Flooding in the centre of Gloucester, 2007, photo Chris Moore
Scotland enjoyed its warmest November on record and the UK's autumn was the second warmest since records began in 1910, the Met Office confirmed this week.
Yet: "Met Office spokesman Dan Williams said the figures should not be seen as evidence of global warming" the London Metro warned. "It's very difficult to attribute anything on a regional scale to things like climate change" Williams told the BBC.
Well, perhaps, if taken in isolation. But 2011 "caps a decade that ties the record as the hottest ever measured", the World Meteorological Organisation (WMO) announced in its annual report on climate trends and extreme weather events, unveiled at UN climate talks in Durban, South Africa.
The WMO shows that "Thirteen of the warmest years recorded have occurred within the last decade and a half." (Telegraph, 3 December 2011)
After a slight slowing of the world's warming trend, 2010 boosted CO2 emissions with increased vigour. This trend has clearly continued in 2011.
In reality, the question is not whether a particular example of extreme weather - such as the mild autumn in the UK, the murderous drought in Sudan or the 12.8 million people affected by flooding in Thailand - can be attributable to climate change, but how much climate change has worsened the weather in each case.
Worldwide, global warming has made bad conditions intolerable. Food production has been affected.
Oxfam has released a new report, Extreme weather endangers food security: 2010-11: A grim foretaste of future suffering and hunger? (28 November 2011).
Extreme weather has helped to push tens of millions into hunger and poverty in a grim foretaste of a warmed world, Oxfam warns.
"Extreme weather like the droughts in Russia, China and Brazil and the flooding in Pakistan and Australia [in 2010] have contributed to a level of food price volatility we haven't seen since the oil crisis of 40 years ago." Socialists ask why food is subject to the whims of the 'free market', when it leads to famine?

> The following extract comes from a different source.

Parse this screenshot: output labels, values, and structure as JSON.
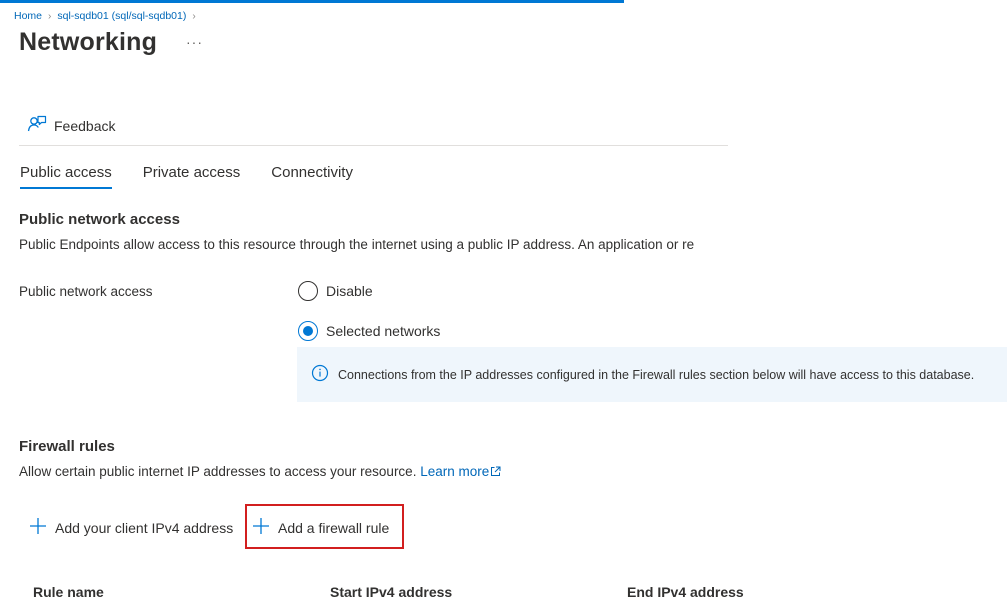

The Met Office does not deny global warming or its cause in "human activity" (aka capitalism). But claiming that the extreme November temperatures in the UK are "very difficult to attribute" to climate change can be misused in the black propaganda of "Big Oil" against the science of global warming.
In The Socialist 7 December 2011:
Socialist Party feature
Socialist Party editorial
Workplace news and analysis
Socialist Party news and analysis
International socialist news and analysis
Socialist Party reviews